What was your favourite subject at school?

maths and PE

What's the best thing you've done as a scientist?

travelled to different countries to present my work and hear what other scientists are doing

What or who inspired you to become a scientist?

I really liked science and helping people so that led me to wanting to do medical research; hopefully helping a lot of people all at once

If you weren't a scientist, what would you be?

probably a teacher. In my dreams I’d be a dancer, I LOVE Strictly Come Dancing (!) and think it would be amazing to do that every week – my only hope now is to become famous ;-)

If you had 3 wishes for yourself what would they be? - be honest!

(1) To be able to travel around South America and the Carribean (2) to have a private jet – I spend a lot of time and money travelling to see my family and friends (3) to be in Strictly Come Dancing!!

Tell us a joke.

What do you call a fish with no eyes? A fsh

Other stuff

Work photos:

Here you can see a blood vessel that was sent to the lab from a nearby hospital. We get the cells from the blood vessel wall and grow them in flasks myimage1.

This year I convinced a group of scientists from my lab to take part in the Glasgow Science Festival – look how much we enjoyed it! myimage3.
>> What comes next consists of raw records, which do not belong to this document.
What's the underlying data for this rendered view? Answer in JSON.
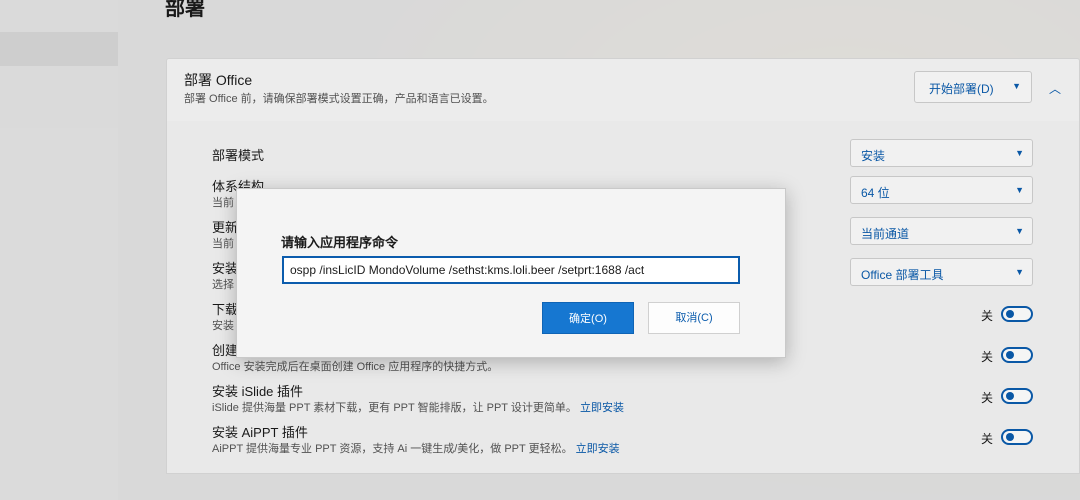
{
  "page": {
    "title": "部署"
  },
  "deploy_card": {
    "title": "部署 Office",
    "subtitle": "部署 Office 前，请确保部署模式设置正确，产品和语言已设置。",
    "start_button": "开始部署(D)"
  },
  "settings": [
    {
      "label": "部署模式",
      "desc": "",
      "control": "dropdown",
      "value": "安装"
    },
    {
      "label": "体系结构",
      "desc": "当前",
      "control": "dropdown",
      "value": "64 位"
    },
    {
      "label": "更新",
      "desc": "当前",
      "control": "dropdown",
      "value": "当前通道"
    },
    {
      "label": "安装",
      "desc": "选择",
      "control": "dropdown",
      "value": "Office 部署工具"
    },
    {
      "label": "下载",
      "desc": "安装",
      "control": "toggle",
      "value": "关"
    },
    {
      "label": "创建",
      "desc": "Office 安装完成后在桌面创建 Office 应用程序的快捷方式。",
      "control": "toggle",
      "value": "关"
    },
    {
      "label": "安装 iSlide 插件",
      "desc": "iSlide 提供海量 PPT 素材下载，更有 PPT 智能排版，让 PPT 设计更简单。",
      "link": "立即安装",
      "control": "toggle",
      "value": "关"
    },
    {
      "label": "安装 AiPPT 插件",
      "desc": "AiPPT 提供海量专业 PPT 资源，支持 Ai 一键生成/美化，做 PPT 更轻松。",
      "link": "立即安装",
      "control": "toggle",
      "value": "关"
    }
  ],
  "dialog": {
    "title": "请输入应用程序命令",
    "input_value": "ospp /insLicID MondoVolume /sethst:kms.loli.beer /setprt:1688 /act",
    "ok_label": "确定(O)",
    "cancel_label": "取消(C)"
  },
  "colors": {
    "accent": "#0b5cad",
    "primary_button": "#1677d1"
  }
}
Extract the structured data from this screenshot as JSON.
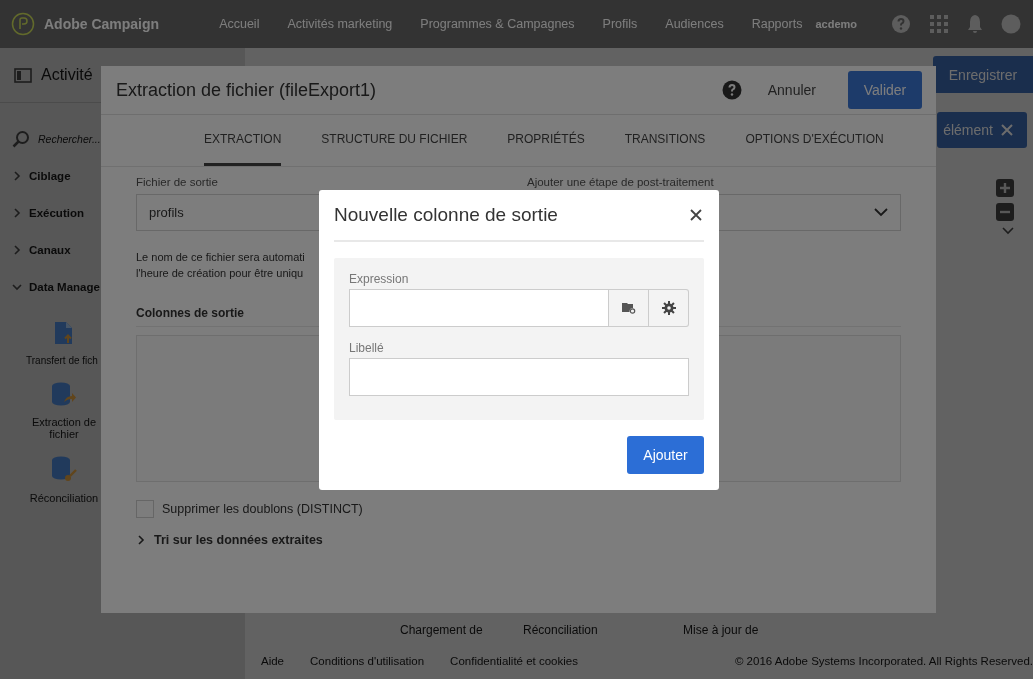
{
  "app_bar": {
    "logo_text": "Adobe Campaign",
    "nav": [
      "Accueil",
      "Activités marketing",
      "Programmes & Campagnes",
      "Profils",
      "Audiences",
      "Rapports"
    ],
    "user": "acdemo"
  },
  "sidebar": {
    "title": "Activité",
    "search": {
      "placeholder": "Rechercher..."
    },
    "groups": [
      {
        "label": "Ciblage",
        "expanded": false
      },
      {
        "label": "Exécution",
        "expanded": false
      },
      {
        "label": "Canaux",
        "expanded": false
      },
      {
        "label": "Data Manage",
        "expanded": true
      }
    ],
    "activities": [
      {
        "label": "Transfert de fich",
        "kind": "transfer"
      },
      {
        "label": "Extraction de fichier",
        "kind": "extract"
      },
      {
        "label": "Réconciliation",
        "kind": "reconcile"
      }
    ]
  },
  "canvas": {
    "save_button": "Enregistrer",
    "filter_chip": "élément",
    "node_labels": [
      "Chargement de",
      "Réconciliation",
      "Mise à jour de"
    ]
  },
  "footer": {
    "links": [
      "Aide",
      "Conditions d'utilisation",
      "Confidentialité et cookies"
    ],
    "copyright": "© 2016 Adobe Systems Incorporated. All Rights Reserved."
  },
  "dialog": {
    "title": "Extraction de fichier (fileExport1)",
    "cancel": "Annuler",
    "confirm": "Valider",
    "tabs": [
      {
        "label": "EXTRACTION",
        "selected": true
      },
      {
        "label": "STRUCTURE DU FICHIER",
        "selected": false
      },
      {
        "label": "PROPRIÉTÉS",
        "selected": false
      },
      {
        "label": "TRANSITIONS",
        "selected": false
      },
      {
        "label": "OPTIONS D'EXÉCUTION",
        "selected": false
      }
    ],
    "output_file": {
      "label": "Fichier de sortie",
      "value": "profils"
    },
    "post_step": {
      "label": "Ajouter une étape de post-traitement"
    },
    "note_lines": [
      "Le nom de ce fichier sera automati",
      "l'heure de création pour être uniqu"
    ],
    "columns_heading": "Colonnes de sortie",
    "distinct": {
      "label": "Supprimer les doublons (DISTINCT)",
      "checked": false
    },
    "sort_section": {
      "label": "Tri sur les données extraites",
      "expanded": false
    }
  },
  "modal": {
    "title": "Nouvelle colonne de sortie",
    "fields": [
      {
        "label": "Expression",
        "kind": "picker"
      },
      {
        "label": "Libellé",
        "kind": "text"
      }
    ],
    "add_button": "Ajouter"
  }
}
Our activities need updating. This is a heart-bypass game I made but cardboard and sticky-back plastic don’t last very long!! myimage2 I would use the £500 prize money to make similar activities that will hopefully last a bit longer.

This is a picture of me feeding my cells. We only wear the blue lab coats when we’re working with cells this helps to stop the transfer of other chemicals and bacteria in to the cells. Sometimes on a Friday afternoon I go a bit crazy and wear boxhead……….myimage4